Check every line of the data below for the string "image", and copy the ones that hold it.

+++ RECORDS SUPPLIED +++

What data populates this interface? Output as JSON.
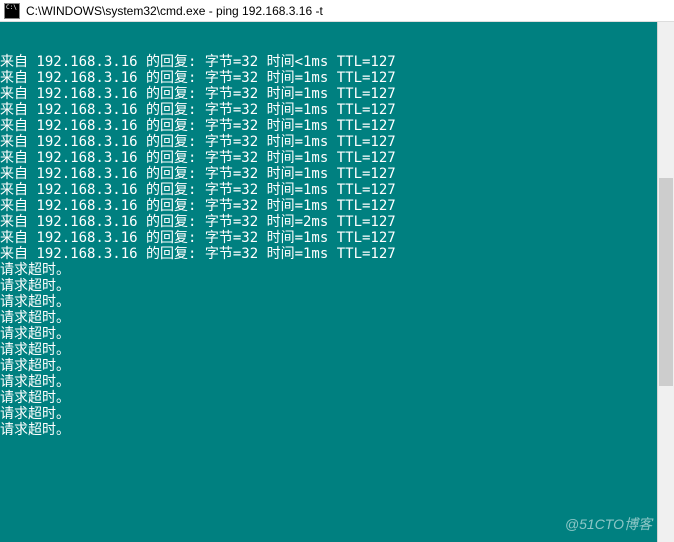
{
  "title_bar": {
    "icon_label": "cmd-icon",
    "text": "C:\\WINDOWS\\system32\\cmd.exe - ping  192.168.3.16 -t"
  },
  "terminal": {
    "replies": [
      {
        "ip": "192.168.3.16",
        "bytes": "32",
        "time_op": "<",
        "time": "1ms",
        "ttl": "127"
      },
      {
        "ip": "192.168.3.16",
        "bytes": "32",
        "time_op": "=",
        "time": "1ms",
        "ttl": "127"
      },
      {
        "ip": "192.168.3.16",
        "bytes": "32",
        "time_op": "=",
        "time": "1ms",
        "ttl": "127"
      },
      {
        "ip": "192.168.3.16",
        "bytes": "32",
        "time_op": "=",
        "time": "1ms",
        "ttl": "127"
      },
      {
        "ip": "192.168.3.16",
        "bytes": "32",
        "time_op": "=",
        "time": "1ms",
        "ttl": "127"
      },
      {
        "ip": "192.168.3.16",
        "bytes": "32",
        "time_op": "=",
        "time": "1ms",
        "ttl": "127"
      },
      {
        "ip": "192.168.3.16",
        "bytes": "32",
        "time_op": "=",
        "time": "1ms",
        "ttl": "127"
      },
      {
        "ip": "192.168.3.16",
        "bytes": "32",
        "time_op": "=",
        "time": "1ms",
        "ttl": "127"
      },
      {
        "ip": "192.168.3.16",
        "bytes": "32",
        "time_op": "=",
        "time": "1ms",
        "ttl": "127"
      },
      {
        "ip": "192.168.3.16",
        "bytes": "32",
        "time_op": "=",
        "time": "1ms",
        "ttl": "127"
      },
      {
        "ip": "192.168.3.16",
        "bytes": "32",
        "time_op": "=",
        "time": "2ms",
        "ttl": "127"
      },
      {
        "ip": "192.168.3.16",
        "bytes": "32",
        "time_op": "=",
        "time": "1ms",
        "ttl": "127"
      },
      {
        "ip": "192.168.3.16",
        "bytes": "32",
        "time_op": "=",
        "time": "1ms",
        "ttl": "127"
      }
    ],
    "reply_template": {
      "prefix": "来自 ",
      "middle": " 的回复: 字节=",
      "time_label": " 时间",
      "ttl_label": " TTL="
    },
    "timeouts": [
      "请求超时。",
      "请求超时。",
      "请求超时。",
      "请求超时。",
      "请求超时。",
      "请求超时。",
      "请求超时。",
      "请求超时。",
      "请求超时。",
      "请求超时。",
      "请求超时。"
    ]
  },
  "watermark": "@51CTO博客"
}
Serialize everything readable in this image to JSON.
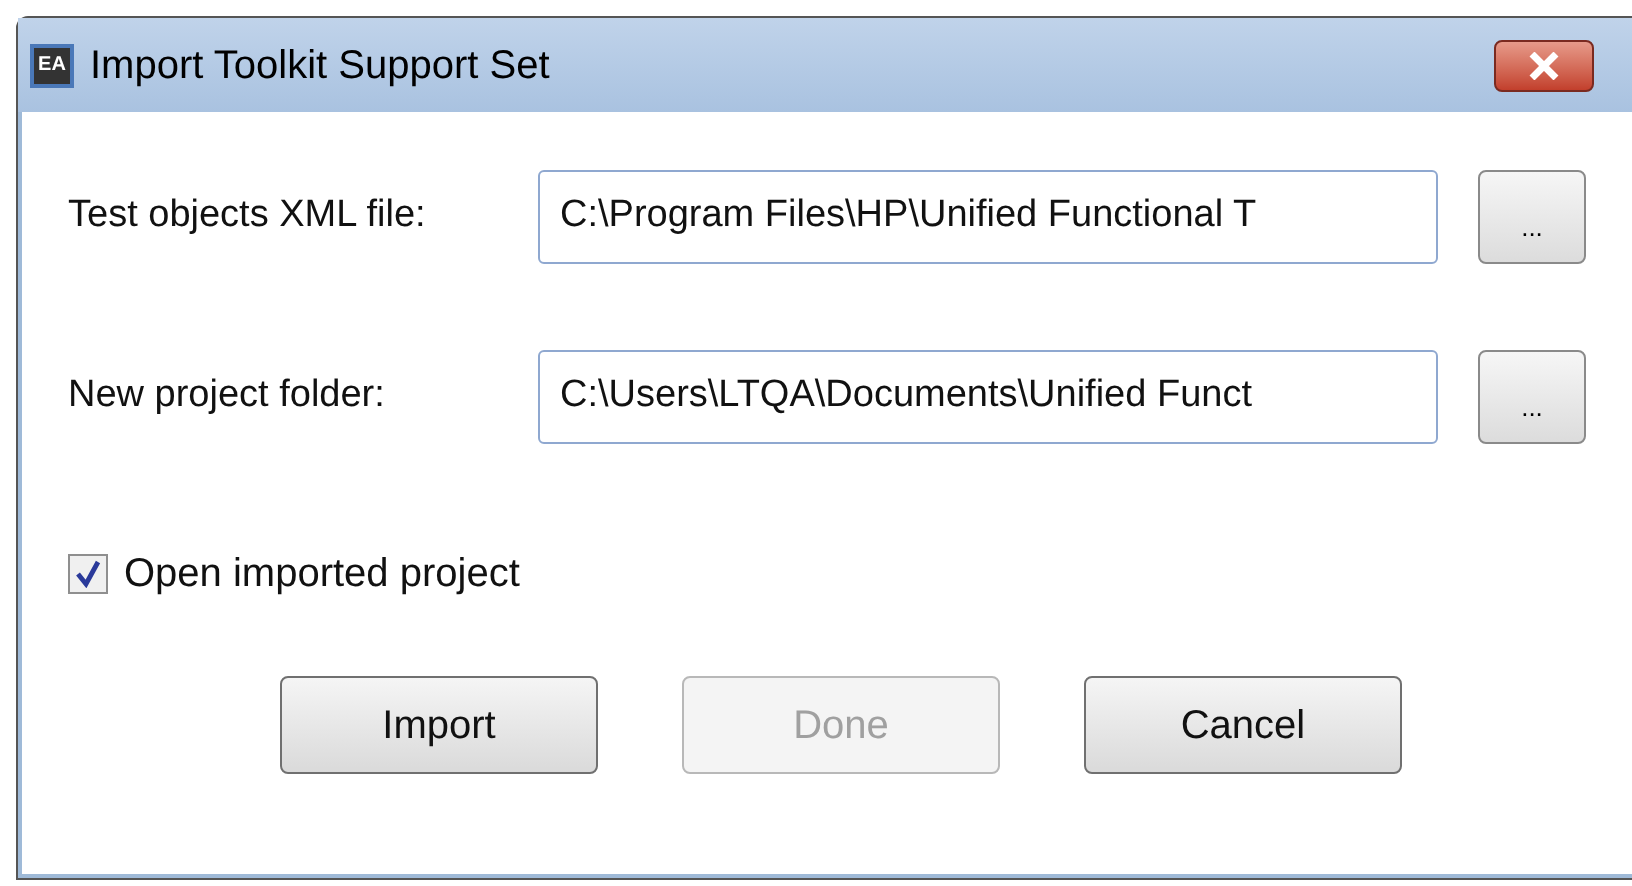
{
  "window": {
    "icon_text": "EA",
    "title": "Import Toolkit Support Set"
  },
  "fields": [
    {
      "label": "Test objects XML file:",
      "value": "C:\\Program Files\\HP\\Unified Functional T",
      "browse": "..."
    },
    {
      "label": "New project folder:",
      "value": "C:\\Users\\LTQA\\Documents\\Unified Funct",
      "browse": "..."
    }
  ],
  "checkbox": {
    "label": "Open imported project",
    "checked": true
  },
  "buttons": [
    {
      "label": "Import",
      "disabled": false
    },
    {
      "label": "Done",
      "disabled": true
    },
    {
      "label": "Cancel",
      "disabled": false
    }
  ]
}
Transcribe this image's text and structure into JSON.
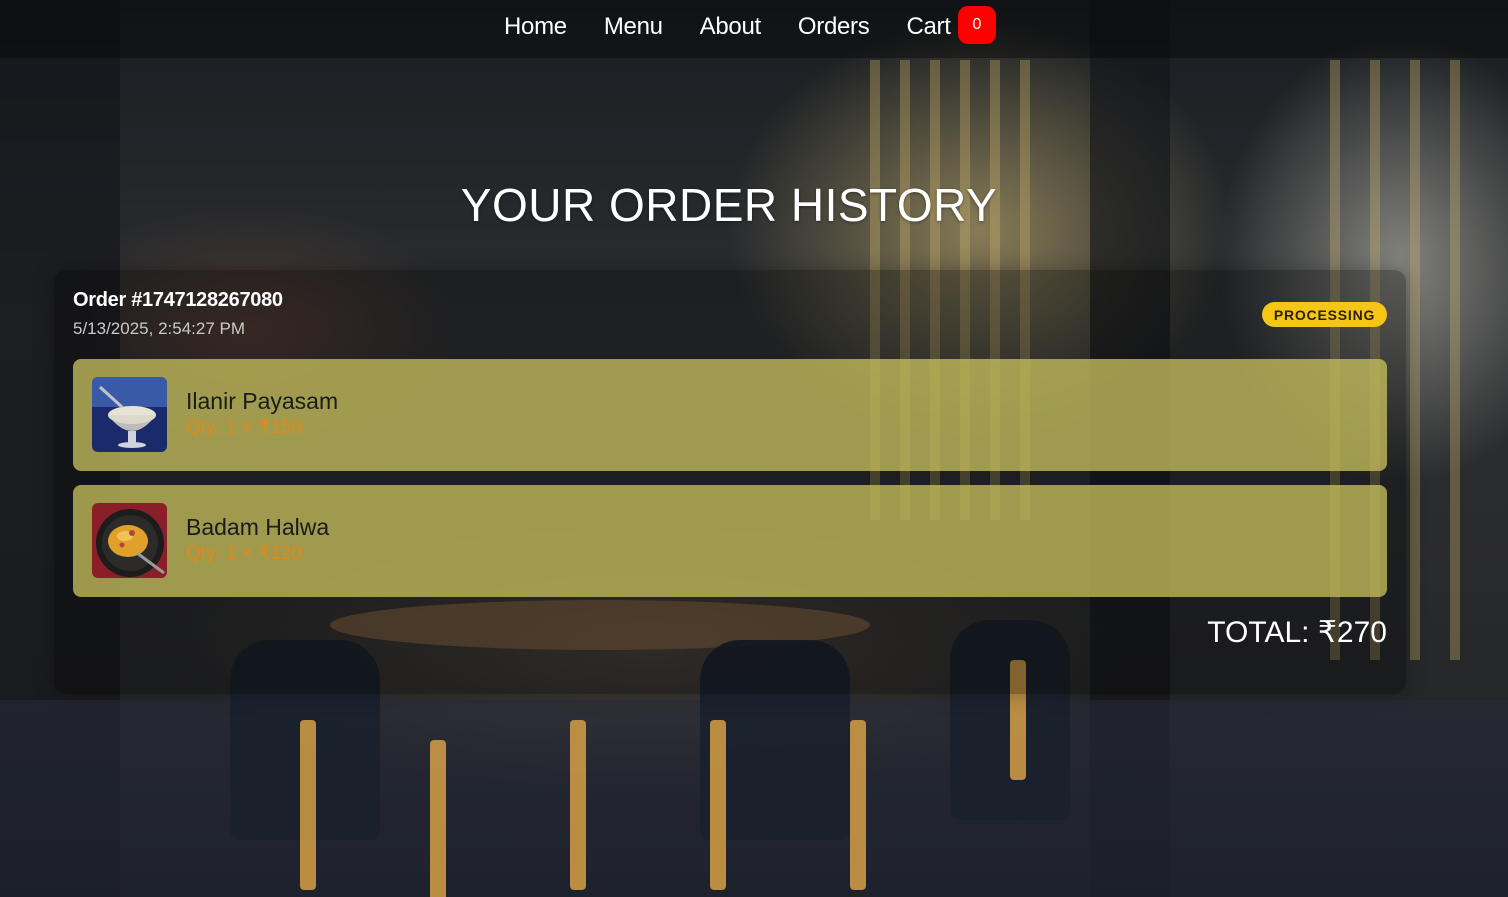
{
  "nav": {
    "links": [
      "Home",
      "Menu",
      "About",
      "Orders",
      "Cart"
    ],
    "cart_count": "0"
  },
  "page": {
    "title": "YOUR ORDER HISTORY"
  },
  "order": {
    "id": "Order #1747128267080",
    "date": "5/13/2025, 2:54:27 PM",
    "status": "PROCESSING",
    "items": [
      {
        "name": "Ilanir Payasam",
        "qty": "Qty: 1 × ₹150",
        "image_icon": "payasam-dessert-image"
      },
      {
        "name": "Badam Halwa",
        "qty": "Qty: 1 × ₹120",
        "image_icon": "halwa-dessert-image"
      }
    ],
    "total": "TOTAL: ₹270"
  },
  "colors": {
    "status_badge": "#f5c518",
    "cart_badge": "#ff0000",
    "item_background": "#c4be5c",
    "qty_text": "#e08a1a"
  }
}
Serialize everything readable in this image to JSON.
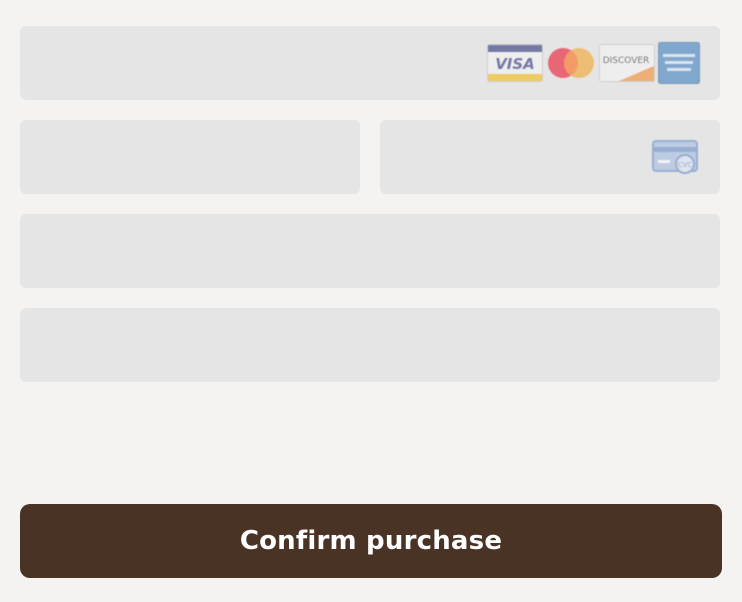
{
  "form": {
    "card_number": {
      "value": "",
      "placeholder": ""
    },
    "expiry": {
      "value": "",
      "placeholder": ""
    },
    "cvc": {
      "value": "",
      "placeholder": ""
    },
    "name": {
      "value": "",
      "placeholder": ""
    },
    "postal": {
      "value": "",
      "placeholder": ""
    }
  },
  "card_brands": {
    "visa": "VISA",
    "discover": "DISCOVER",
    "icons": [
      "visa-card-icon",
      "mastercard-icon",
      "discover-card-icon",
      "amex-card-icon"
    ]
  },
  "cvc_icon": {
    "label": "CVC",
    "icon": "cvc-card-icon"
  },
  "confirm_button": {
    "label": "Confirm purchase"
  },
  "colors": {
    "background": "#f4f3f2",
    "field": "#e5e5e5",
    "button": "#4a3324",
    "button_text": "#ffffff"
  }
}
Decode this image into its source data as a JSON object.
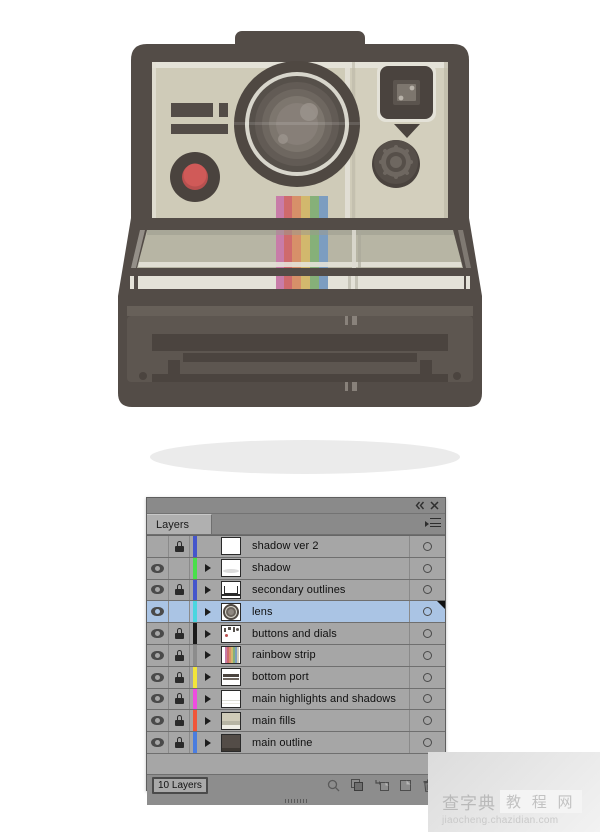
{
  "illustration": {
    "name": "polaroid-camera-illustration",
    "shadow_color": "#ebebeb",
    "palette": {
      "outline": "#534c47",
      "body_fill": "#cfcbb8",
      "body_fill_dark": "#b7b5a4",
      "highlight": "#e4e2d8",
      "lens_outer": "#4f4842",
      "lens_ring": "#d8d6cc",
      "lens_mid": "#6a635c",
      "lens_inner": "#7d766e",
      "lens_glint": "#8f8881",
      "red_button": "#d05a58",
      "red_button_ring": "#4a433e",
      "port_dark": "#4b443f",
      "port_mid": "#6d655e"
    },
    "rainbow": [
      "#c87ca8",
      "#cf6a6c",
      "#d79069",
      "#d2b86d",
      "#86b079",
      "#7c9dc0"
    ]
  },
  "panel": {
    "titlebar": {
      "collapse_label": "«",
      "close_label": "✕"
    },
    "tab_label": "Layers",
    "menu_icon": "panel-menu-icon",
    "columns": {
      "visibility": "eye-icon",
      "lock": "lock-icon",
      "expand": "disclosure-triangle",
      "thumbnail": "layer-thumbnail",
      "name": "layer-name",
      "target": "target-circle"
    },
    "layers": [
      {
        "name": "shadow ver 2",
        "visible": false,
        "locked": true,
        "expandable": false,
        "selected": false,
        "color": "#4455cc",
        "thumb": "blank-white"
      },
      {
        "name": "shadow",
        "visible": true,
        "locked": false,
        "expandable": true,
        "selected": false,
        "color": "#49e04a",
        "thumb": "shadow"
      },
      {
        "name": "secondary outlines",
        "visible": true,
        "locked": true,
        "expandable": true,
        "selected": false,
        "color": "#4455cc",
        "thumb": "outlines"
      },
      {
        "name": "lens",
        "visible": true,
        "locked": false,
        "expandable": true,
        "selected": true,
        "color": "#4ad6e0",
        "thumb": "lens"
      },
      {
        "name": "buttons and dials",
        "visible": true,
        "locked": true,
        "expandable": true,
        "selected": false,
        "color": "#1a1a1a",
        "thumb": "buttons"
      },
      {
        "name": "rainbow strip",
        "visible": true,
        "locked": true,
        "expandable": true,
        "selected": false,
        "color": "#8c8c8c",
        "thumb": "rainbow"
      },
      {
        "name": "bottom port",
        "visible": true,
        "locked": true,
        "expandable": true,
        "selected": false,
        "color": "#f2e53a",
        "thumb": "port"
      },
      {
        "name": "main highlights and shadows",
        "visible": true,
        "locked": true,
        "expandable": true,
        "selected": false,
        "color": "#ef4ce0",
        "thumb": "highlights"
      },
      {
        "name": "main fills",
        "visible": true,
        "locked": true,
        "expandable": true,
        "selected": false,
        "color": "#f0553a",
        "thumb": "fills"
      },
      {
        "name": "main outline",
        "visible": true,
        "locked": true,
        "expandable": true,
        "selected": false,
        "color": "#4a7de0",
        "thumb": "outline"
      }
    ],
    "footer": {
      "count_label": "10 Layers",
      "icons": [
        {
          "name": "locate-object-icon",
          "glyph": "search"
        },
        {
          "name": "clipping-mask-icon",
          "glyph": "mask"
        },
        {
          "name": "new-sublayer-icon",
          "glyph": "sublayer"
        },
        {
          "name": "new-layer-icon",
          "glyph": "newlayer"
        },
        {
          "name": "delete-layer-icon",
          "glyph": "trash"
        }
      ]
    }
  },
  "watermark": {
    "text_cn": "查字典",
    "text_box": "教 程 网",
    "url": "jiaocheng.chazidian.com"
  }
}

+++

*ANSWER TO THIS TASK*
Serialize everything readable in this image to JSON.
Transcribe this image's text and structure into JSON.
        "image_icon": "payasam-dessert-image"
        "image_icon": "halwa-dessert-image"
Serialize everything readable in this image to JSON.
Decode this image into its source data as a JSON object.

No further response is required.